To begin with, Lagos or anywhere in the old Western region is not available for such hosting. That decision is final. South West will never host any Federal Capital. Period. There is no land in the East or South except perhaps the northern forests of Cross River State to spare for that.
There is hardly anywhere else in the north more suitable for it than the present location named Abuja. It can be renamed Nigeria City or Naija Town or whatever but Abuja is cute enough. I’m certain that we can’t even afford to start a new FCT away from Abuja where we have made significant investments in infrastructure and civic unity.
However from time to time, the President as Chief Executive may direct operational units of any executive agencies to be located in any part of Nigeria and carry out activities from such places in the national interest. Such a decision is enabled by all the executive powers of the Federation vested in the President under section 5 of the Constitution of the Federal Republic of Nigeria.
Where the President makes any decisions for which he or she is constitutionally and legally empowered to make, there may still be political costs attendant to such a decision if poor political judgment is applied or is poorly communicated. A political leader may be punished politically for legally valid actions.
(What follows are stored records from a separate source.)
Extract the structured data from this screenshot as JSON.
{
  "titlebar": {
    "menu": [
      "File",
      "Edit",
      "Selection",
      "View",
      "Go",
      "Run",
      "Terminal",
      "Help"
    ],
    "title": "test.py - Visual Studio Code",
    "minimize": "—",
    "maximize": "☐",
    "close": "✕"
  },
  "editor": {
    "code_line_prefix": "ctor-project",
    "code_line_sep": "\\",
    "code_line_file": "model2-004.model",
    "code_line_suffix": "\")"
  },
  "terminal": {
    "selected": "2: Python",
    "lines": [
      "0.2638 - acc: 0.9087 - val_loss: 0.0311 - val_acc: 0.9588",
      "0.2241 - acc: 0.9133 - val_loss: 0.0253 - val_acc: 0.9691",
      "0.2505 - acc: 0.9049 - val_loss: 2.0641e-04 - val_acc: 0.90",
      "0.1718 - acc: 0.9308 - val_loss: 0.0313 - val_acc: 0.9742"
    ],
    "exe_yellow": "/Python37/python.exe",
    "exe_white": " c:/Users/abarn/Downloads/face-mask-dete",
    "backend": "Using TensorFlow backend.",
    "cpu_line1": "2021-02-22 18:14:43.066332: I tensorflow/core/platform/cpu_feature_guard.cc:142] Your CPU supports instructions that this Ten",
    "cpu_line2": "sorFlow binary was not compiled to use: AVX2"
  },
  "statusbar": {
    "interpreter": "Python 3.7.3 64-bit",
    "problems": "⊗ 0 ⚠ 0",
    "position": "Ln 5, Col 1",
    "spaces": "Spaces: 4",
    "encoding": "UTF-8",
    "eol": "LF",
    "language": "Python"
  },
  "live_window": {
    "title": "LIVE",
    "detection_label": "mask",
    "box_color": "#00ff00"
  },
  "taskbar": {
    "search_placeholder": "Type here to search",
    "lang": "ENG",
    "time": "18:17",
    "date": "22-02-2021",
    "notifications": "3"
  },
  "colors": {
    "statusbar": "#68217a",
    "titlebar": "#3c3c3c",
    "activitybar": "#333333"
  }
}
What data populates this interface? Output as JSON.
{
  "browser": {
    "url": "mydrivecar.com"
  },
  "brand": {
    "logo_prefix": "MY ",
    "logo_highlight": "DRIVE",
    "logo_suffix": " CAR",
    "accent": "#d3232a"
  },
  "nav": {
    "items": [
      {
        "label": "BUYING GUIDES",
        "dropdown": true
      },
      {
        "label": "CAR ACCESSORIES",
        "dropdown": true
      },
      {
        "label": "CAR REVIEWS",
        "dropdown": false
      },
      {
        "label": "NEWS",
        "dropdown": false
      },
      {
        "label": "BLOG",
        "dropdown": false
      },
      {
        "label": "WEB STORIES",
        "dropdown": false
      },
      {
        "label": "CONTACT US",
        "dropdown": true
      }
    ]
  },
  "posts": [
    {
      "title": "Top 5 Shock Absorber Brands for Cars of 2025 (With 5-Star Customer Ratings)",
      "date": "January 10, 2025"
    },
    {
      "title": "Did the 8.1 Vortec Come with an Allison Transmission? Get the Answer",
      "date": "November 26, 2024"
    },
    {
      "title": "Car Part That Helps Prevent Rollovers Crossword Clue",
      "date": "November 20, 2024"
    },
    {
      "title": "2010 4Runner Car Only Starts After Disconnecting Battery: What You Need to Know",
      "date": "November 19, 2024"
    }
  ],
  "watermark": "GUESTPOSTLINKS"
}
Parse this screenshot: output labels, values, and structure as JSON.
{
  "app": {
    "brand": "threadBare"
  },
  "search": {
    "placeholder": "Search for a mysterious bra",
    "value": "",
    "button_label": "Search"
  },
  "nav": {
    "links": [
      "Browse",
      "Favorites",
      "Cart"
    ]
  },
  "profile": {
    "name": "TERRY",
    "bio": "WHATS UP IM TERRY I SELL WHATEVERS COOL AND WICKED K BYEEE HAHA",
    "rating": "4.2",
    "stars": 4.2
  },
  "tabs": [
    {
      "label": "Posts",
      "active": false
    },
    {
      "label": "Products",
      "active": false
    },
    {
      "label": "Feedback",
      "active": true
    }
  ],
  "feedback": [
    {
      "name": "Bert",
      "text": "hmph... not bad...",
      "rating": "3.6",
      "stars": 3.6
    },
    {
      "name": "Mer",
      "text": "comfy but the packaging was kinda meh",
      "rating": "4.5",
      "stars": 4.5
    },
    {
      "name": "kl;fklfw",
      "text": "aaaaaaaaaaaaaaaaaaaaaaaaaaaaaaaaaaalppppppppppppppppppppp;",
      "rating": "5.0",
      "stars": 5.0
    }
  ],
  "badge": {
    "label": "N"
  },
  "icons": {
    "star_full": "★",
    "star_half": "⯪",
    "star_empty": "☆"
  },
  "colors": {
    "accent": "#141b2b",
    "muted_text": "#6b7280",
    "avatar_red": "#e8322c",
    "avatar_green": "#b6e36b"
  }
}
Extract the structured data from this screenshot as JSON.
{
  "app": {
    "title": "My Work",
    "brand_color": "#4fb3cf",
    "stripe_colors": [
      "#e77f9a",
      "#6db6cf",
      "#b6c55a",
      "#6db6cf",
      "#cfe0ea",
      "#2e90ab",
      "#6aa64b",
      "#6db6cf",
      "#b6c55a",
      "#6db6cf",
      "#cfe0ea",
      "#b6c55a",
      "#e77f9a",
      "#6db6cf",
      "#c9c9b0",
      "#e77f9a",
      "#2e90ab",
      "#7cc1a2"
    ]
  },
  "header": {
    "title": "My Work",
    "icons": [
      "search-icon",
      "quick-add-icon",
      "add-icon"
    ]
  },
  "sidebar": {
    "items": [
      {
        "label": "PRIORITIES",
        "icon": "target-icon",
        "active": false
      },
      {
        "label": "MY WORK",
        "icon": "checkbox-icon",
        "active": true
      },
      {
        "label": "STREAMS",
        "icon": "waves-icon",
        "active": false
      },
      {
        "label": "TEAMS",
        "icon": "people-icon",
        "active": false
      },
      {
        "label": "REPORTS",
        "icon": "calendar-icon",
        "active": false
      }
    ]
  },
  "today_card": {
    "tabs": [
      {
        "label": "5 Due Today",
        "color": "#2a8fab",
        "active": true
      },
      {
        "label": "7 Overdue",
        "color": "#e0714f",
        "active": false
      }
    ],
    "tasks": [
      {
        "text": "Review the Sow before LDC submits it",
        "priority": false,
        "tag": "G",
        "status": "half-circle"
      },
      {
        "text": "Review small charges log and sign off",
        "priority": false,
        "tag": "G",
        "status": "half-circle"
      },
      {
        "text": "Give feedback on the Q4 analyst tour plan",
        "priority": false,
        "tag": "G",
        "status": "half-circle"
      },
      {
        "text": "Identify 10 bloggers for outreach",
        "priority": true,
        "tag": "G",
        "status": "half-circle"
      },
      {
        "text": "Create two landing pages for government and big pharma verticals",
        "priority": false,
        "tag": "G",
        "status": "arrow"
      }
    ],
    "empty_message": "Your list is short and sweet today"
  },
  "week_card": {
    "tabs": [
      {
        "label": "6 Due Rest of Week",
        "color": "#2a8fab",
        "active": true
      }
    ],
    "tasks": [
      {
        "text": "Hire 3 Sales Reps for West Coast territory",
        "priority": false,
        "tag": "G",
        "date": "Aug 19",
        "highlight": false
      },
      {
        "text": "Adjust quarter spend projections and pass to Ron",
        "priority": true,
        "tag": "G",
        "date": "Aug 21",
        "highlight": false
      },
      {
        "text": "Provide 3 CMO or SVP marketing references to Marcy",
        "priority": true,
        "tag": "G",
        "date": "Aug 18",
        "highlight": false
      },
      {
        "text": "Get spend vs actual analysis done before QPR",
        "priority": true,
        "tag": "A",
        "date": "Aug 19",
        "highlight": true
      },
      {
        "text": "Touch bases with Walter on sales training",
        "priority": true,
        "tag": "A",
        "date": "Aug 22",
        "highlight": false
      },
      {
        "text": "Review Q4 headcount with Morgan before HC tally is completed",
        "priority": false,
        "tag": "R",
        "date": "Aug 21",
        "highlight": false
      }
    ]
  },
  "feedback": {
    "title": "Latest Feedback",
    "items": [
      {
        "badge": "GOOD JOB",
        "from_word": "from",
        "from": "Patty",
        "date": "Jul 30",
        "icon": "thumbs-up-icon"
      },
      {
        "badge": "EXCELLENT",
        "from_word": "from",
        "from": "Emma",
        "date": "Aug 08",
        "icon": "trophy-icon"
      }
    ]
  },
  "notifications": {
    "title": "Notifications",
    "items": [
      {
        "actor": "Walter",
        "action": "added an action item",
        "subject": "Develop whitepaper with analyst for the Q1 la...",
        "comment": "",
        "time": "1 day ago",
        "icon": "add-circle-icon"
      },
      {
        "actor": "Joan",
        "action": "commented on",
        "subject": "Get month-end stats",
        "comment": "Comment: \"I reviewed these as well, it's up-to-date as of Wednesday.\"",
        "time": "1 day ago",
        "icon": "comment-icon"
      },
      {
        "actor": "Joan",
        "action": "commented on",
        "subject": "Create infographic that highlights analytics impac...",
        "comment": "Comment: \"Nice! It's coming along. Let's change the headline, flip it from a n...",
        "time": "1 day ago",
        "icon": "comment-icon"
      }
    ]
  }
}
The right to question authority or oppose policies and measures are reserved in a democratic polity.
The Federal Capital Territory of a country with a functional economy is hardly the prettiest or wealthiest necessarily. It is incumbent on State Governments to govern their States well and attract investments and development. The Federal Government is also not obligated or expected to concentrate only on the Federal Capital Territory for development and investments. There is no reason why Ajaokuta or Ikot Abasi or Jos or Nkalagu should not attract as much federal attention as Abuja.
For the sake of long-term peace, we should adequately compensate the original owners of the land we have confiscated and made into the Federal Capital Territory in Abuja.
It is the fair and just thing to do. As far as a suitable and appropriate Federal Capital Territory, Abuja is good enough.
-Adebayo, a presidential candidate in the 2023 general election, writes from Lagos